“There was too much ‘of me, for me’ involved in those [previous] missions,” Khaler said, adding that seeing the world was a part of those missions.
Now, he was looking for something “to leave in the world.”
In April 2015, Kahler saw a “60 Minutes” segment on the sarin gas attack on the Ghouta region of suburban Damascus. More than a thousand civilians were reported to have been killed. Syrian rebels blamed Assad for the attack.
“The gassing and the sight of hundreds of children laid out in that warehouse haunted me,” Kahler said. “I would wake up two to three nights a week with that nightmare.”
Soon after Kahler joined SAMS.
A Witness and a Cause to Die For
About his desire to go to Aleppo, Kahler said that it was less about sharing his medical expertise as wanting to bring awareness, especially in the United States, to the plight of the Syrian people.
Kahler felt more attention was paid in media and by the United States to the threat of ISIS and not the Syrian victims of Assad’s bombings. He added that more attention is on civilians now since the sarin gas attack on the town of Khan Sheikhoun on April 4 and the subsequent U.S. airstrikes on a Syrian airfield.
Kahler said he wanted “to be a witness to what was going on” and support the local health care workers who “are the real heroes.”
Both Kahler and Sahloul recounted a conversation last fall in which Kahler said he was willing to die to get attention for the Syrian people.
“I said, ‘If the concept of an American martyr would [stimulate the U.S. to help stop the bombing of the Syrian people], – I would do that,’” Khaler said. “Not in an orange jumpsuit on your knees but as an American killed at the hospital.”
Sahloul said Kahler wanted to go back into East Aleppo. Since the two left on June 30, the city has been besieged by the government with Castello Road closed off.

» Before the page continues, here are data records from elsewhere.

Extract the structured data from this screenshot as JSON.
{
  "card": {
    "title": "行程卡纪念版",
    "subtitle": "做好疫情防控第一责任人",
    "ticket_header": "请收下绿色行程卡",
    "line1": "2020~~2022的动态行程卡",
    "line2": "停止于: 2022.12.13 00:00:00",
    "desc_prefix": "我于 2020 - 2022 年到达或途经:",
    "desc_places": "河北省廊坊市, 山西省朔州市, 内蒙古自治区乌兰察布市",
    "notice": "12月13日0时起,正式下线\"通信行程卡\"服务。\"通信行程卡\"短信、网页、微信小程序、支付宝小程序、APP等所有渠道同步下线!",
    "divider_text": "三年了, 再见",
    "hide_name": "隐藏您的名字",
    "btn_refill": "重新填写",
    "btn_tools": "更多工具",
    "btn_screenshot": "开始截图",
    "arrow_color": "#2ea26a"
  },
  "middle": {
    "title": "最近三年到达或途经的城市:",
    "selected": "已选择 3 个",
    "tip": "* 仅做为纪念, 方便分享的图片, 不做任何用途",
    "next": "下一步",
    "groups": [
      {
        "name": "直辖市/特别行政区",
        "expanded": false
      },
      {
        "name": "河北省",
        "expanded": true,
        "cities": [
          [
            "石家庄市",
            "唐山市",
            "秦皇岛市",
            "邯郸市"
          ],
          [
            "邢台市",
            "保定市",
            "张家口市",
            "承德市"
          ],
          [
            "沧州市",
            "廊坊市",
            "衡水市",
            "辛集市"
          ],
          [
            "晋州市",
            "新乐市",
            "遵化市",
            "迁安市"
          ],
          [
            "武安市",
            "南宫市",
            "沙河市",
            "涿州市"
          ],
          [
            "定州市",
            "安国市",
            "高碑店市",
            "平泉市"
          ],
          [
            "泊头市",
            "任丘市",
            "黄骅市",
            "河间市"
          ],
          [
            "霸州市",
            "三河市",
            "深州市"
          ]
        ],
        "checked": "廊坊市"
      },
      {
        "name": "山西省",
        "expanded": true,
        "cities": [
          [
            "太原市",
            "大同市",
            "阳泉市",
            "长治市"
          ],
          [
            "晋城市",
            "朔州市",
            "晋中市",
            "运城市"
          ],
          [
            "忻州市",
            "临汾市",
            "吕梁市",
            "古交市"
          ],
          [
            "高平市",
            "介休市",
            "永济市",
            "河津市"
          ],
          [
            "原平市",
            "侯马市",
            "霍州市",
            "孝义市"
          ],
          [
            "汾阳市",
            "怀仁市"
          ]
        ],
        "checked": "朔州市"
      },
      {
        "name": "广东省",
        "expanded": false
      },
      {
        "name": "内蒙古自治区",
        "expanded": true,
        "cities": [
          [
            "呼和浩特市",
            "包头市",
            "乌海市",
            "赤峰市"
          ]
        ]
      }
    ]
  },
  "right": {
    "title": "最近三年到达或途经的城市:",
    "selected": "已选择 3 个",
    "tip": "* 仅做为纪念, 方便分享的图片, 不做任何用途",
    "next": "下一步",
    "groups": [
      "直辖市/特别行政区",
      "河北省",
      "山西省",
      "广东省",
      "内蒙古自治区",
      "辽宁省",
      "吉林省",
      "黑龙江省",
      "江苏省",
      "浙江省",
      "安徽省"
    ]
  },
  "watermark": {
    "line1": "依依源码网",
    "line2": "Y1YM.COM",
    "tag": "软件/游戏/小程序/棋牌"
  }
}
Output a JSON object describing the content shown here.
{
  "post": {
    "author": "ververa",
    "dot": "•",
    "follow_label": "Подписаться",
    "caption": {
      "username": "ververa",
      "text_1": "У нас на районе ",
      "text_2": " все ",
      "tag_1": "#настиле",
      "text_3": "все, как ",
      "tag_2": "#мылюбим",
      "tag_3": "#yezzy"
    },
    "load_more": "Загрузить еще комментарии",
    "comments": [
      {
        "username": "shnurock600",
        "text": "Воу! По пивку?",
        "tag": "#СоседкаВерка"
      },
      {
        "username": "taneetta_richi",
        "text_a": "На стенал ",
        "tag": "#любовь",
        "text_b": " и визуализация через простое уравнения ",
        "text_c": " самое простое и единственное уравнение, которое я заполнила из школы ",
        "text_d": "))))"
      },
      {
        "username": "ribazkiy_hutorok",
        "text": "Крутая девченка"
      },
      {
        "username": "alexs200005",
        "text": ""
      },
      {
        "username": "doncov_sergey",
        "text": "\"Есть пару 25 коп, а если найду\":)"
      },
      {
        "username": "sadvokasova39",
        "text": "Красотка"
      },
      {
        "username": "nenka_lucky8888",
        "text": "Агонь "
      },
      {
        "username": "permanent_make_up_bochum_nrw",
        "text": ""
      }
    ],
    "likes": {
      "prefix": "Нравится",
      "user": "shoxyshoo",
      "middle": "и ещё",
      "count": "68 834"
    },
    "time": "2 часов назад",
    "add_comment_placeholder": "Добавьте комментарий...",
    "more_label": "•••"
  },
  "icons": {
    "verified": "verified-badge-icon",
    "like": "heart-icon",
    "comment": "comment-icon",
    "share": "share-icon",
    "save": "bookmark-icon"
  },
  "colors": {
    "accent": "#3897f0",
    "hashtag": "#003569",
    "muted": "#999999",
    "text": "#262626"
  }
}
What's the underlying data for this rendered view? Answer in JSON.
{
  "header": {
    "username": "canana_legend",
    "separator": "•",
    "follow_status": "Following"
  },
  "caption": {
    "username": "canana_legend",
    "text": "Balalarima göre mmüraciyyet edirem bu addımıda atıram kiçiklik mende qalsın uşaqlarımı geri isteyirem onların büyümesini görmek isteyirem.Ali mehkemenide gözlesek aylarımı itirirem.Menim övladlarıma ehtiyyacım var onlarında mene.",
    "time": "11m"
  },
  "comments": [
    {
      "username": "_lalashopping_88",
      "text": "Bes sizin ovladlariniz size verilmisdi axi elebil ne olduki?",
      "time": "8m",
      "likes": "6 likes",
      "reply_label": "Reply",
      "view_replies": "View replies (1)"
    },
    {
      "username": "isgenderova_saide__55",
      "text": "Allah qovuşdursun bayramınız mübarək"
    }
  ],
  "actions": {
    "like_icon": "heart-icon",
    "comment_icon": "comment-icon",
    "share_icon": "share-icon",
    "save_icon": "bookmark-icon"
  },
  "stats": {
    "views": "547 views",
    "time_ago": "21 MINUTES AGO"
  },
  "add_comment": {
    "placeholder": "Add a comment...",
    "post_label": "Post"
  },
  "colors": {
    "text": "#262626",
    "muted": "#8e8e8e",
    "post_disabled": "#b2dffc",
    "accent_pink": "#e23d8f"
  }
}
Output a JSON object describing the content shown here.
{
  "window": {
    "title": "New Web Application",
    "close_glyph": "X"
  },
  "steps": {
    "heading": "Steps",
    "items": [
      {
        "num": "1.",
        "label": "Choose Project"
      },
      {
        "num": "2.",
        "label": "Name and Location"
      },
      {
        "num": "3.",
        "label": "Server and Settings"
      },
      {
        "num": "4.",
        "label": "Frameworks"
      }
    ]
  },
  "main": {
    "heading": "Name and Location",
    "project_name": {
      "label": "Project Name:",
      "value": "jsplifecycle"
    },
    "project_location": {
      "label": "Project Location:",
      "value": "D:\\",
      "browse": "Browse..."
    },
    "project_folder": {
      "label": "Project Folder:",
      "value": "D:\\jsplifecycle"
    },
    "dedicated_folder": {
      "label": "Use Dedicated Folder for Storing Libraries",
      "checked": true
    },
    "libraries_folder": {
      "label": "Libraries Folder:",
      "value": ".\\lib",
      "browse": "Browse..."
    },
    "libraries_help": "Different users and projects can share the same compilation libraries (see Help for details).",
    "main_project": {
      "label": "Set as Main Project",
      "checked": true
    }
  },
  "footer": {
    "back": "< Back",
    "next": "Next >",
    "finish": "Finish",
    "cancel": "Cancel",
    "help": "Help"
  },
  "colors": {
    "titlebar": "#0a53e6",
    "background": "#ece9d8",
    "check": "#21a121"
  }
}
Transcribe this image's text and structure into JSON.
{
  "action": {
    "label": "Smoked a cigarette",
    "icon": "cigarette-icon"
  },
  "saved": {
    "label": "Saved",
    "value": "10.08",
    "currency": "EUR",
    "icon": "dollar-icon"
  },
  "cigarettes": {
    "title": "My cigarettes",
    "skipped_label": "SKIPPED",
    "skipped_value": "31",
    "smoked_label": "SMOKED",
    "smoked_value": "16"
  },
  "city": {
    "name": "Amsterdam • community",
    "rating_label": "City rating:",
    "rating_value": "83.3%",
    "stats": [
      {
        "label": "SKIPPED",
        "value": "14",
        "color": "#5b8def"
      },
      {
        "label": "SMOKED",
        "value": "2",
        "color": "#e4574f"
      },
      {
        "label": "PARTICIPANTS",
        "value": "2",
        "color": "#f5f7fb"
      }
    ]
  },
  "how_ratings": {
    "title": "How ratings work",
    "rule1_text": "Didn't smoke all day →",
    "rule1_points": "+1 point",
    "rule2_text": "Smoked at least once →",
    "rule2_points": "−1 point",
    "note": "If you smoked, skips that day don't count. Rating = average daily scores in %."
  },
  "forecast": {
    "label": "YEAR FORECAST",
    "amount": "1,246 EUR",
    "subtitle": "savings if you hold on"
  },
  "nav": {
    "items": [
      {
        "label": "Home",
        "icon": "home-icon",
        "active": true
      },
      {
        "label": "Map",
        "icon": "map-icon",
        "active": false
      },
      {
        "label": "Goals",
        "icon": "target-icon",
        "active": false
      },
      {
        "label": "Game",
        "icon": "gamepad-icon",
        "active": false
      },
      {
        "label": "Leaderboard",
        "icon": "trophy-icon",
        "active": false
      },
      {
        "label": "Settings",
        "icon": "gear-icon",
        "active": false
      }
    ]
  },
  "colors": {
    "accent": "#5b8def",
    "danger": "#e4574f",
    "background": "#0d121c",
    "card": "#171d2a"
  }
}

They will not go to Aleppo yet, but in May Kahler and Sahloul are planning to go to another war-torn country – Yemen, as part of a SAMS Global Response Team medical mission.
As for Syria, Kahler said he wants “to walk in a peaceful Damascus.” However, he is not optimistic about the future of the Syrian children who have experienced “a cultural disruption” or a unified Syria.
One night Kahler said he climbed to the top of M10.
“It was pitch black because there is no electricity in East Aleppo,” Kahler said. “You look one way towards the desert and you see rockets being dropped. You look the other way [towards West Aleppo] and all the lights are on.”
Khaler and McClellan have been married almost 30 years and have a blended family of six children and 12 grandchildren.